*** TASK DATA ***

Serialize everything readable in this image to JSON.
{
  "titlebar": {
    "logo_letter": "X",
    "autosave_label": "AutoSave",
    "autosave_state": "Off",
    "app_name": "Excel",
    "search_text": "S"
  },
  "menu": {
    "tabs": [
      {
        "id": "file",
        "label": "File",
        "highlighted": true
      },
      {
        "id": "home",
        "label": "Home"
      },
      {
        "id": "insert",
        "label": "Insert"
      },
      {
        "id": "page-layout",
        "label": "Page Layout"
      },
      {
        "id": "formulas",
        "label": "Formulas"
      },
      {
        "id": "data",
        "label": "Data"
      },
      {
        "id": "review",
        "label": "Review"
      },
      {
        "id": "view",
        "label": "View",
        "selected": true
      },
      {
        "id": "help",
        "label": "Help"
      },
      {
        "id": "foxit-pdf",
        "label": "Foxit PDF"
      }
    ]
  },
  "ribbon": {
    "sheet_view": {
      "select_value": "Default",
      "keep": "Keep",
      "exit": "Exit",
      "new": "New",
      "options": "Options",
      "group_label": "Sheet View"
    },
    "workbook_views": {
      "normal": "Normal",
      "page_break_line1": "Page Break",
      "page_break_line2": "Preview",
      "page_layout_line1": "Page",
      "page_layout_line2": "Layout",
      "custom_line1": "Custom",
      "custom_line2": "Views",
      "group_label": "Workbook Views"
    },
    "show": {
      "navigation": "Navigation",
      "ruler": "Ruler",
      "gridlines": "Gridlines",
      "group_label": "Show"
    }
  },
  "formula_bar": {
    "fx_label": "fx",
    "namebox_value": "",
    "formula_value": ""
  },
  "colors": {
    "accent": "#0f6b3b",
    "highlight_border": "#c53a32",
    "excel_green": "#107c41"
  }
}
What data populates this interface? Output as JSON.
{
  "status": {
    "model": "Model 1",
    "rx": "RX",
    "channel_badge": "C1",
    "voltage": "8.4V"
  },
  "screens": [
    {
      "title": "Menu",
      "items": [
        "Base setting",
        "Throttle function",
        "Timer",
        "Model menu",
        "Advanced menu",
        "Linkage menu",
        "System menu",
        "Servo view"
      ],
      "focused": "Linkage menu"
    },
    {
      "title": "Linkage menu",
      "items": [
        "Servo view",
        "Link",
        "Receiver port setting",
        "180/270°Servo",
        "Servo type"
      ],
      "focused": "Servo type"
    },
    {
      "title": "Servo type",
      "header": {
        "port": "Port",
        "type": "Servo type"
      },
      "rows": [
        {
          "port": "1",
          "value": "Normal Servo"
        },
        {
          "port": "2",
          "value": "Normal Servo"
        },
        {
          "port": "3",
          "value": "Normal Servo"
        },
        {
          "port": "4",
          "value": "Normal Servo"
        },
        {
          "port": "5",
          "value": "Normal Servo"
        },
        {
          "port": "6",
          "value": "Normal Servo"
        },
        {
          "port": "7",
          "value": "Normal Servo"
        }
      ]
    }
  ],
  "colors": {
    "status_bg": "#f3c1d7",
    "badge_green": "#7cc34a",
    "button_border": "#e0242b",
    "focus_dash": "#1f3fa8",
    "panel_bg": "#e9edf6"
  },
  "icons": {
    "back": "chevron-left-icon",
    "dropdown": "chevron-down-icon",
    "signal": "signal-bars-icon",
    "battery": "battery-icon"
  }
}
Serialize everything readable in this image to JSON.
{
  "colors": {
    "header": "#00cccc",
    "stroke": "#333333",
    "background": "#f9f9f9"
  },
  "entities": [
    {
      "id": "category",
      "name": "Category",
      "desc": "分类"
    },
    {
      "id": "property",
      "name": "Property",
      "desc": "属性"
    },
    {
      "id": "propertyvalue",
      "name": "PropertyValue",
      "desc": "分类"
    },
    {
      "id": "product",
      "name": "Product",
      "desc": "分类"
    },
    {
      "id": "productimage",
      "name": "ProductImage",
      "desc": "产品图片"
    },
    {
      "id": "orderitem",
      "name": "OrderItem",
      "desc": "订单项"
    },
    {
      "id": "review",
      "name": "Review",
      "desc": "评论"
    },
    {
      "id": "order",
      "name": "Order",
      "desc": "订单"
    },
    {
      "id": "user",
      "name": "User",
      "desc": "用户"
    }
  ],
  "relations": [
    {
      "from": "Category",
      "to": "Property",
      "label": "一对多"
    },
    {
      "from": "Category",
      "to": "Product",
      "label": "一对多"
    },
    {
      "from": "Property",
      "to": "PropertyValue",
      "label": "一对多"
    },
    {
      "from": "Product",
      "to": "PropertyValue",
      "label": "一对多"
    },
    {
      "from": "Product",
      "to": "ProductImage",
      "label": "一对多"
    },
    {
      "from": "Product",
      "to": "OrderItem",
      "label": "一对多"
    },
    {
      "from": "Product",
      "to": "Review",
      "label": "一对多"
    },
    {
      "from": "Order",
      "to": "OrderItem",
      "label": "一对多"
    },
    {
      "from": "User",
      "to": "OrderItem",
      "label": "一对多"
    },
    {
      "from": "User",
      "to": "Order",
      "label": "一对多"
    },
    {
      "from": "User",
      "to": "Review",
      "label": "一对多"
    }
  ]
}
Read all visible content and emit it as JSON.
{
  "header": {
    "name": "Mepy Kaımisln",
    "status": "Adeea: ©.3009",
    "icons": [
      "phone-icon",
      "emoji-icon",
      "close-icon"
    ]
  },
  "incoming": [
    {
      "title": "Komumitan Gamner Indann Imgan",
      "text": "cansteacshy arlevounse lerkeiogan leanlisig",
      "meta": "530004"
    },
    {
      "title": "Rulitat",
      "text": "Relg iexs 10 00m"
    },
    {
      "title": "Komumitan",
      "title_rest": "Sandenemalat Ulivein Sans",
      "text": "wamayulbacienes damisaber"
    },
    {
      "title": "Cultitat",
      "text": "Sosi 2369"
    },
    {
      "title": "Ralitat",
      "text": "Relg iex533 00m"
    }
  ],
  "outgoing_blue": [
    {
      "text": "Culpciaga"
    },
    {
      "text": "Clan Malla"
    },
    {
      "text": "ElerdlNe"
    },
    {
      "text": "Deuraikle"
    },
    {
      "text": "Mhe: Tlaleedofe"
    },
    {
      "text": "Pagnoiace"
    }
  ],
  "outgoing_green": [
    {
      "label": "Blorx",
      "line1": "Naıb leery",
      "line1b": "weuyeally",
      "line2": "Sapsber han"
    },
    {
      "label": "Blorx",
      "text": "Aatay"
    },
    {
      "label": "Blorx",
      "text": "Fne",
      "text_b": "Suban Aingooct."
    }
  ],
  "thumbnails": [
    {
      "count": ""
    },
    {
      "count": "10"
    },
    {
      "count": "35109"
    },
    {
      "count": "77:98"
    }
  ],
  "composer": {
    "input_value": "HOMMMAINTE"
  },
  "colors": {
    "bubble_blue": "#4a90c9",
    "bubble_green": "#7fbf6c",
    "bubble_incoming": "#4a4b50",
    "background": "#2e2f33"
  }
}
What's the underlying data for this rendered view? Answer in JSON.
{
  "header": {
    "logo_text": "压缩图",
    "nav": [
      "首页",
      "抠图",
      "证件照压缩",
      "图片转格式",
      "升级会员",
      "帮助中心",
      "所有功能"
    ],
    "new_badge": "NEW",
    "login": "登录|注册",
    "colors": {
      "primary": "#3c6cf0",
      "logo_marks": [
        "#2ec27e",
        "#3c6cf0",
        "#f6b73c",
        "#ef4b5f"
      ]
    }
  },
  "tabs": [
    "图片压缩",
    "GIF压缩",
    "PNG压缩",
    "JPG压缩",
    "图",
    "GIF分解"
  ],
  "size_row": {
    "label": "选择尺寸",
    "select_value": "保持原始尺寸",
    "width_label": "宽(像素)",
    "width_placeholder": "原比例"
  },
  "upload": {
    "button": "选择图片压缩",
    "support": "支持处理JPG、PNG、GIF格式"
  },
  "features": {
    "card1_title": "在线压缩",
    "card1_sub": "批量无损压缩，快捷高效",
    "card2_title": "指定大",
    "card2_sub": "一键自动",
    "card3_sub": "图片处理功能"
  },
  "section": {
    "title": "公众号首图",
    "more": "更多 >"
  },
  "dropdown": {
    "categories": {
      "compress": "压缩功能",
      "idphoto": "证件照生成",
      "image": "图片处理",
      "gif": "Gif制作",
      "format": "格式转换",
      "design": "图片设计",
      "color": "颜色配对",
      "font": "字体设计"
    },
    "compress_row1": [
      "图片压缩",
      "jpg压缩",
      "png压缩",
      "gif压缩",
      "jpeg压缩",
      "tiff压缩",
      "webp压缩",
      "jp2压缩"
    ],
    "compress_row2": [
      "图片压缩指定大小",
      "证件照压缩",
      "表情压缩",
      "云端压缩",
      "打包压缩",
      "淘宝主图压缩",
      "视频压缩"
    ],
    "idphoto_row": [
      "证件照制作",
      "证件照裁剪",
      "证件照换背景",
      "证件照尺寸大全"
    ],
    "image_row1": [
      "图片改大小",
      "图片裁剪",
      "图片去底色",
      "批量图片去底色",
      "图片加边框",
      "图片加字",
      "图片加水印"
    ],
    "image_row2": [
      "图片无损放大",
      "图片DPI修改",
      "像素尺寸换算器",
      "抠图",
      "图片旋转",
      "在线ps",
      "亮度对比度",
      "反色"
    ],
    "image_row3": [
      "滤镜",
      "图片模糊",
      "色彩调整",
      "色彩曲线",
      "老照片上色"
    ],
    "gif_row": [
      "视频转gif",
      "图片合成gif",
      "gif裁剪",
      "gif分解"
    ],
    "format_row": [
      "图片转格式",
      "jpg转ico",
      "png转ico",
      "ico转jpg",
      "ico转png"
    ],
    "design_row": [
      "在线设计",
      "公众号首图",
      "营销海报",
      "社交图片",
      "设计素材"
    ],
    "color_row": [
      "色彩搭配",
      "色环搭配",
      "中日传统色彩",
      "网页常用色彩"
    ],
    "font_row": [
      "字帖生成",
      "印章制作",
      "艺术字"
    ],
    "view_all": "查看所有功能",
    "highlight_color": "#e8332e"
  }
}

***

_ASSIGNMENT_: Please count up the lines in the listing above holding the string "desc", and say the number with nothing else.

_COMPLETED EXERCISE_: 9